── Data for processing

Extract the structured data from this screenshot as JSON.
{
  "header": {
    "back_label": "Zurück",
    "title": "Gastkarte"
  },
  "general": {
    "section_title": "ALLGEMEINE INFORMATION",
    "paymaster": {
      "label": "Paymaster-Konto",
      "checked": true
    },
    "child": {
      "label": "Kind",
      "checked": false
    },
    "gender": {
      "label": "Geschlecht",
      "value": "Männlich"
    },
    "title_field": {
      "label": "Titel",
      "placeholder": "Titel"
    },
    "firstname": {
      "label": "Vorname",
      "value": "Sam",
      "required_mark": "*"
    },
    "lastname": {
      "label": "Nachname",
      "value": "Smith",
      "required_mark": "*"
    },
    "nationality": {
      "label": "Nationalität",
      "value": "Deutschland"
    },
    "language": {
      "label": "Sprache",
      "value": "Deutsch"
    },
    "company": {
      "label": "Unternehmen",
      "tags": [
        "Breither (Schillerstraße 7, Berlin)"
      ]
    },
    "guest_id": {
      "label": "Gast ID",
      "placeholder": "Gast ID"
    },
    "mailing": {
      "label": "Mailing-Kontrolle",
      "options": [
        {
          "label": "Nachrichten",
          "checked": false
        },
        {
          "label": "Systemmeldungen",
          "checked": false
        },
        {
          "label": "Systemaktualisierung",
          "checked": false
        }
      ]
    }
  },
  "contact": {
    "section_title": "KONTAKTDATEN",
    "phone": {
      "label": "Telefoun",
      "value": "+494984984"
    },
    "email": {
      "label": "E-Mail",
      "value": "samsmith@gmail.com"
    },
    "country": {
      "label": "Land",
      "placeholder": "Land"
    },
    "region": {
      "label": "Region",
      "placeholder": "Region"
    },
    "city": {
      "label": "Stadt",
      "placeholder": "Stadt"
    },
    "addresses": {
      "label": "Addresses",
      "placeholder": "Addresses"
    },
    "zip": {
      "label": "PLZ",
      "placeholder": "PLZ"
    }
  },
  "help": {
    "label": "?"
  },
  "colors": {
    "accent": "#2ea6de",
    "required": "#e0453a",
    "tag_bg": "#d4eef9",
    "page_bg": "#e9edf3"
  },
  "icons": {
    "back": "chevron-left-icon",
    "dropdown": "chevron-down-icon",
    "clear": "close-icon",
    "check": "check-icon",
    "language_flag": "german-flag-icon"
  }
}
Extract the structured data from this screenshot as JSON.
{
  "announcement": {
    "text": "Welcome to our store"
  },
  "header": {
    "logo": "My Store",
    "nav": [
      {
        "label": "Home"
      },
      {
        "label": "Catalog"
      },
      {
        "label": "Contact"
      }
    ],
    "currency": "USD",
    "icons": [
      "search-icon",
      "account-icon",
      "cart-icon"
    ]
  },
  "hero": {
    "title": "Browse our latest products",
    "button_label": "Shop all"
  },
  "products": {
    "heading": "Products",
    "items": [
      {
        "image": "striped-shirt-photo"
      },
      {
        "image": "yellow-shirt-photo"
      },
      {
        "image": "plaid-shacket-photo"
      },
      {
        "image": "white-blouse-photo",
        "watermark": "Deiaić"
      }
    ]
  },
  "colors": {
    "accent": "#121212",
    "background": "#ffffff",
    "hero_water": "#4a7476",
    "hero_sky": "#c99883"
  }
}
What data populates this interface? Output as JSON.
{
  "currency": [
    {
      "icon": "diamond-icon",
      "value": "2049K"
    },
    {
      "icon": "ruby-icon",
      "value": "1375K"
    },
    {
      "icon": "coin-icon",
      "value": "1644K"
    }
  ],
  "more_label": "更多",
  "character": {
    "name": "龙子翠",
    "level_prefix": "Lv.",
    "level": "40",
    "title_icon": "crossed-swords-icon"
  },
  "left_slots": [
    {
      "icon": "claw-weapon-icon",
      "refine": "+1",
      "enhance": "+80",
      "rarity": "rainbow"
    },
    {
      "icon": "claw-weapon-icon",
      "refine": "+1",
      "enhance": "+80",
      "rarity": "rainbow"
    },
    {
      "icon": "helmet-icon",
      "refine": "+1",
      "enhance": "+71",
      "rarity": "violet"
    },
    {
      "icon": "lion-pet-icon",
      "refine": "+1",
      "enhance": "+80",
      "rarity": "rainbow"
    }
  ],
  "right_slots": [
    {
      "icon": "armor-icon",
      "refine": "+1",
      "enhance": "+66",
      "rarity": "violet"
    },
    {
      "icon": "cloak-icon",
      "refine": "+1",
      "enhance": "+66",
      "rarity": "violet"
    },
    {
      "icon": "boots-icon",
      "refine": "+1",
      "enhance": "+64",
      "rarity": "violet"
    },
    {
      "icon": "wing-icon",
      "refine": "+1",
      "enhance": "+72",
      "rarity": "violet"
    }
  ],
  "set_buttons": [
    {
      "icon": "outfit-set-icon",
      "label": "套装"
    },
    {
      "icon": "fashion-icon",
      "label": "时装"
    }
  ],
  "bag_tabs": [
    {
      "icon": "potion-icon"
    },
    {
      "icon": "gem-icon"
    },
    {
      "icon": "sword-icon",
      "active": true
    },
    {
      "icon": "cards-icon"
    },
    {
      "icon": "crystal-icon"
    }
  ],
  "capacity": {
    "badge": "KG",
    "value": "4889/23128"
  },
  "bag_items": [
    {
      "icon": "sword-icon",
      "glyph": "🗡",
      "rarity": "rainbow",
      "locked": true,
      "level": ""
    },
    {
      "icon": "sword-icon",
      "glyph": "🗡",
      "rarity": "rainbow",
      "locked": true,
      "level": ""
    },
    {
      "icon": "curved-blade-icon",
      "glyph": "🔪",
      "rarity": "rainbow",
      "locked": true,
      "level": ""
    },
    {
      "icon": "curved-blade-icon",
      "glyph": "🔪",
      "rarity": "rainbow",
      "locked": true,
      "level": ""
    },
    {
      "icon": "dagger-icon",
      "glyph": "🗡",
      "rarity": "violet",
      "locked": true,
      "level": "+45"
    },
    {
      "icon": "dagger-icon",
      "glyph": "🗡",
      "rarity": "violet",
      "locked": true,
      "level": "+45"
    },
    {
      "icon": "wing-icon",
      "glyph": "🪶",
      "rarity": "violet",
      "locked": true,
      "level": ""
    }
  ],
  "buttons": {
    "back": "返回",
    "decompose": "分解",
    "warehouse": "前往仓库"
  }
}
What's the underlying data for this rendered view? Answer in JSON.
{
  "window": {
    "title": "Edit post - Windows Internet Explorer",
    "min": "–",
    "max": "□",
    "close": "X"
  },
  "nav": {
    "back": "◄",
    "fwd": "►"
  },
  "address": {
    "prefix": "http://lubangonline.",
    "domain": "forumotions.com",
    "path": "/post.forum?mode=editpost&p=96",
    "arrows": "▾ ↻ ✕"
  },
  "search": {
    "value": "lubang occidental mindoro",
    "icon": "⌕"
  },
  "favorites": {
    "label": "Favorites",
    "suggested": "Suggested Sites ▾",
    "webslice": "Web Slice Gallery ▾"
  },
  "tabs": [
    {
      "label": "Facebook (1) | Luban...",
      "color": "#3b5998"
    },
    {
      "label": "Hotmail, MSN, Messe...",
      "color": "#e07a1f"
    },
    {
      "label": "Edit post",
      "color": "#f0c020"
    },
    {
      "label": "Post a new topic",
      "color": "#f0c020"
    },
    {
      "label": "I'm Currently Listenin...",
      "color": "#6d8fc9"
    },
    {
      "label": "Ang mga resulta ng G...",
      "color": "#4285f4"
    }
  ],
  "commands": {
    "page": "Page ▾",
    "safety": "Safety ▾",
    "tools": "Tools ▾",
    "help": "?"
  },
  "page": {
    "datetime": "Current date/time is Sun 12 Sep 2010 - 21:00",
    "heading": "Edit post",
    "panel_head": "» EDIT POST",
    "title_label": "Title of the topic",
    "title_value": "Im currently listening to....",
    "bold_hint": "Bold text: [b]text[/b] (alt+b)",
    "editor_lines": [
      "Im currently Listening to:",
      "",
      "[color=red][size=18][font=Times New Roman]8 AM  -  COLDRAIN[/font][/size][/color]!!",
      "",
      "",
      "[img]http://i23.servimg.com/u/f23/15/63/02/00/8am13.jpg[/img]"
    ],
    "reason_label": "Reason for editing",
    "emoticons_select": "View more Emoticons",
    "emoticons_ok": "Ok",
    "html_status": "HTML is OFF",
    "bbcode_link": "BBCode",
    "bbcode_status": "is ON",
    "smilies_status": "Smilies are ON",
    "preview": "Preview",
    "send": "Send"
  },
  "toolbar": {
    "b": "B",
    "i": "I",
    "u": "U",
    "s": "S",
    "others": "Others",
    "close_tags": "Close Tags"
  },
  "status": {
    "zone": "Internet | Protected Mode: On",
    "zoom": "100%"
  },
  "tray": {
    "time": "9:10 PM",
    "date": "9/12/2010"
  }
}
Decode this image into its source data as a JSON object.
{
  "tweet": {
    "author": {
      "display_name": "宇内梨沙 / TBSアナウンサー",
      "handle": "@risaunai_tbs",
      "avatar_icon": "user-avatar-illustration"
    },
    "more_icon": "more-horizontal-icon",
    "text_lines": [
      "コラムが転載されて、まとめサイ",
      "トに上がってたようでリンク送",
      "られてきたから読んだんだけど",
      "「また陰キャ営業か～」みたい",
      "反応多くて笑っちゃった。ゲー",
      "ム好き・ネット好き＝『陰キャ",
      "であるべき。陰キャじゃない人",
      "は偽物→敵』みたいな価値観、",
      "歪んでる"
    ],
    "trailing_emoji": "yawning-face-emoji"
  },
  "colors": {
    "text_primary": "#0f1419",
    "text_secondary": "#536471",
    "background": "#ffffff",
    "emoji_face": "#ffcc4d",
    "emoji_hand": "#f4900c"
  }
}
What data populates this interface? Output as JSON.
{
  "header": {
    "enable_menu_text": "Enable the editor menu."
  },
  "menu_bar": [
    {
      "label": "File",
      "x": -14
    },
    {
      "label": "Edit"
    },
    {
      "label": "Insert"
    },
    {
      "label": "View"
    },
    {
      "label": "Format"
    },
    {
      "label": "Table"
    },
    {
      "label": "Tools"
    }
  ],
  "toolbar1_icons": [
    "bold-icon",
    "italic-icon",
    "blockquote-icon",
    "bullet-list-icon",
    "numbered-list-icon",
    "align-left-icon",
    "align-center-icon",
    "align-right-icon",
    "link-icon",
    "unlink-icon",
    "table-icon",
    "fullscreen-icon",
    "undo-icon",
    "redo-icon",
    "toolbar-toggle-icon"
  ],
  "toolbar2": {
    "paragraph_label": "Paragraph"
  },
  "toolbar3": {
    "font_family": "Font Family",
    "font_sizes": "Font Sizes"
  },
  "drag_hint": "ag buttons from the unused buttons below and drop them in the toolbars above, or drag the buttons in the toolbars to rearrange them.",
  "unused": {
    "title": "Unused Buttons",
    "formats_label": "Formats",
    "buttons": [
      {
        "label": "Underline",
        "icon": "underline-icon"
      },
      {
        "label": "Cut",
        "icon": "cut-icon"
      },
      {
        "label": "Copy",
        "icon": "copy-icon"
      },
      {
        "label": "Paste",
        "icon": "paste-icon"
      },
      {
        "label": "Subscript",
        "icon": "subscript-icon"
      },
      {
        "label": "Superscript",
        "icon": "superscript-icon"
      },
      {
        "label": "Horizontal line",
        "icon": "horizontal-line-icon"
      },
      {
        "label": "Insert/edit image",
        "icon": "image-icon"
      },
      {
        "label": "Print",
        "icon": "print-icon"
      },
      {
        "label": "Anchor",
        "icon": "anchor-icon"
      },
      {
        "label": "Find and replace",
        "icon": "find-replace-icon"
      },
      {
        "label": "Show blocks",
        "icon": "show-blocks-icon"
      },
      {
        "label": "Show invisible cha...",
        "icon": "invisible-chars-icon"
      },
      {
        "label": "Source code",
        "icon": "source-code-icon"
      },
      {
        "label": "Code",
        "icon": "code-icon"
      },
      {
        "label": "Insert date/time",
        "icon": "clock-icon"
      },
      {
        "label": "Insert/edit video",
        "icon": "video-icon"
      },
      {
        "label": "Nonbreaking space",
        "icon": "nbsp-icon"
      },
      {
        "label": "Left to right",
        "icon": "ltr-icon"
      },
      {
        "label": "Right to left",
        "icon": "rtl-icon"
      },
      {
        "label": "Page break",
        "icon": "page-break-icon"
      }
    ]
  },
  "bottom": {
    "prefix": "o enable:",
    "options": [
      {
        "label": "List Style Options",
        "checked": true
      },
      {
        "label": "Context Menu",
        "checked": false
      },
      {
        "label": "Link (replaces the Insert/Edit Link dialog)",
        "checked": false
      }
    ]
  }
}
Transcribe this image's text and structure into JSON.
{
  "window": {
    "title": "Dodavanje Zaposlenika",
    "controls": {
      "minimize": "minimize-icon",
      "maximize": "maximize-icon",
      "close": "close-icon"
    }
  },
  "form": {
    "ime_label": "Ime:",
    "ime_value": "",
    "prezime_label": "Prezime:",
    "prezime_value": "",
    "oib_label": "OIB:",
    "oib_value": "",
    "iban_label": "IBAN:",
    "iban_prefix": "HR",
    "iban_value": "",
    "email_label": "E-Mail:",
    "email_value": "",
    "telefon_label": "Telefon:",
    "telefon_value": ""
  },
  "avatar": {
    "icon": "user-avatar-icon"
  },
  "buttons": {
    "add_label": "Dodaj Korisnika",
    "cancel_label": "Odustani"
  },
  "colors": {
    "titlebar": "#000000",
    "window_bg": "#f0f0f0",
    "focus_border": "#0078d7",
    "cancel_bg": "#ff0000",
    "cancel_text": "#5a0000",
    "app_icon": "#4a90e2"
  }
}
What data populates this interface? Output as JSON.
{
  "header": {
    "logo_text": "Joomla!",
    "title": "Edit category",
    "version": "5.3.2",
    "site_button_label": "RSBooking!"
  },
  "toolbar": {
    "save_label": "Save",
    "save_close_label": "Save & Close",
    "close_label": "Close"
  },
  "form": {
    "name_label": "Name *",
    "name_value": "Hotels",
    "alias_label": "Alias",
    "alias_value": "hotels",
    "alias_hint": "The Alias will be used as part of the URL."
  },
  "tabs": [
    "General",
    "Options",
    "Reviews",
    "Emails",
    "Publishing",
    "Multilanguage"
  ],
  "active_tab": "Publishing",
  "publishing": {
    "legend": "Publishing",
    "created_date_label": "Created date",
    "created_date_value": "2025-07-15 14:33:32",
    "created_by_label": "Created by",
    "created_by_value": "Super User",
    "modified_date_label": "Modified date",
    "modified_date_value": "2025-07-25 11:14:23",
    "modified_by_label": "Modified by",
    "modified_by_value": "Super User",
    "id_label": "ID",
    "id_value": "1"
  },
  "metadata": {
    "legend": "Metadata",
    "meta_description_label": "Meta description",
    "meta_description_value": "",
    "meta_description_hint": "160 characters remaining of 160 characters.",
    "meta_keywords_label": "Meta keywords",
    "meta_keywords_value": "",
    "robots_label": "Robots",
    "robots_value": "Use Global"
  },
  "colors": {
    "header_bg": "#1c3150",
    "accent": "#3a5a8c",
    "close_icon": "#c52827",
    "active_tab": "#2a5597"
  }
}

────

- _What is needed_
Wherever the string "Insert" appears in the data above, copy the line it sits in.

- _Solution for this exercise_
      "label": "Insert"
        "label": "Insert/edit image",
        "label": "Insert date/time",
        "label": "Insert/edit video",
        "label": "Link (replaces the Insert/Edit Link dialog)",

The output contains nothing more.